‘When I help people, I’m also healing’: The Samaritans behind a new suicide recovery support group

'When I help people, I'm also healing': The Samaritans behind a new suicide recovery support group

One person who understands this is Luke Tan, 43, who shared with the group his story about attempting to take his own life.

Luke struggled in a difficult relationship when he was in Australia in his 20s and 30s. During the global financial crisis, he lost his job as an account manager in an events company.

“That was the start of my downward spiral. Coupled with the fact that my relationship wasn’t ideal – it was toxic in a way for both of us – it was a big issue in my life,” he said.

As things hit a low, he tried to kill himself during a drug-induced psychosis when he was about 30.

After smashing his head on a car window, paramedics found him lying face down in a pool of blood.

“I didn’t know what happened. Emergency services came and only in the ambulance did I find myself cocooned up in blankets … by the time I got to the emergency room all my clothes were all crusty (with blood),” he said.

Shortly after that, he was arrested while at a party and spent a night in a holding cell. 

“I did not once again address the core issue, which was the relationship … I was pretty much living a hedonistic lifestyle. My partner found out that I was unfaithful to her and finally that blew everything wide out in the open.

“The friends I thought I knew – my closest network literally turned their backs on me instantly … there was extreme shame, guilt, self disgust – that was really the lowest point of my life.” 

He decided to turn his life around and focused on becoming a bodybuilder and personal trainer. 

As he climbed back on his feet, Luke also met his wife Emily – someone he said was at the “start of my journey”.

“She was there for me, and she was someone I could be fully open and honest with because she knew me at my lowest, she met me at my lowest,” he said.

He added: “We built our relationship on brutal honesty and trust, and having that honesty and trust, I share everything.”

When he came back to Singapore in 2015, he started working with SOS and is now part of the Light in the Dark programme.
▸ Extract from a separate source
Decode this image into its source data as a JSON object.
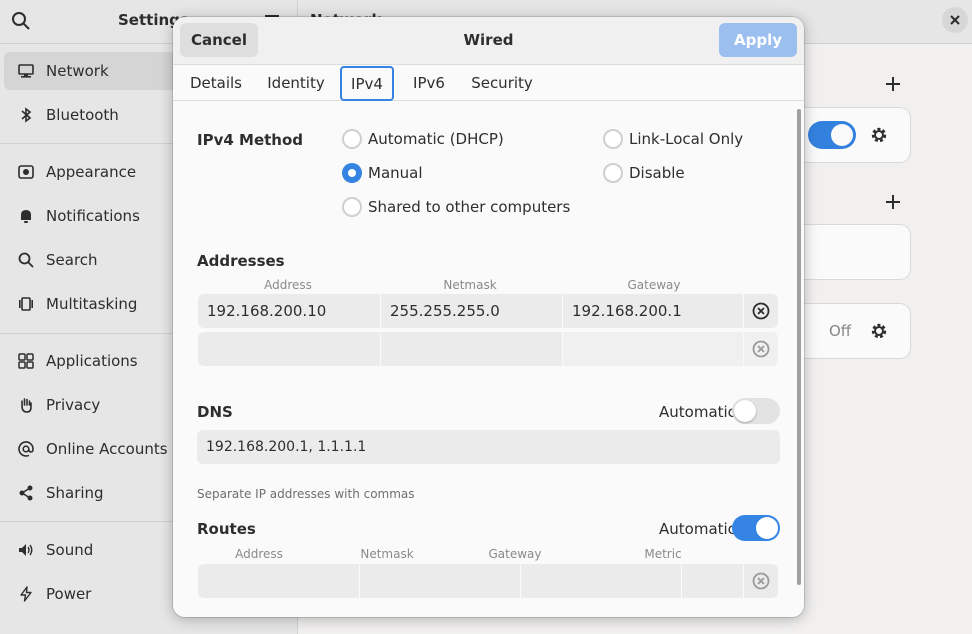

“It’s become a compass for me. It’s given me a direction to focus, to feel and to support as well, and to know that I’m helping someone in an area that I’ve struggled with,” he said.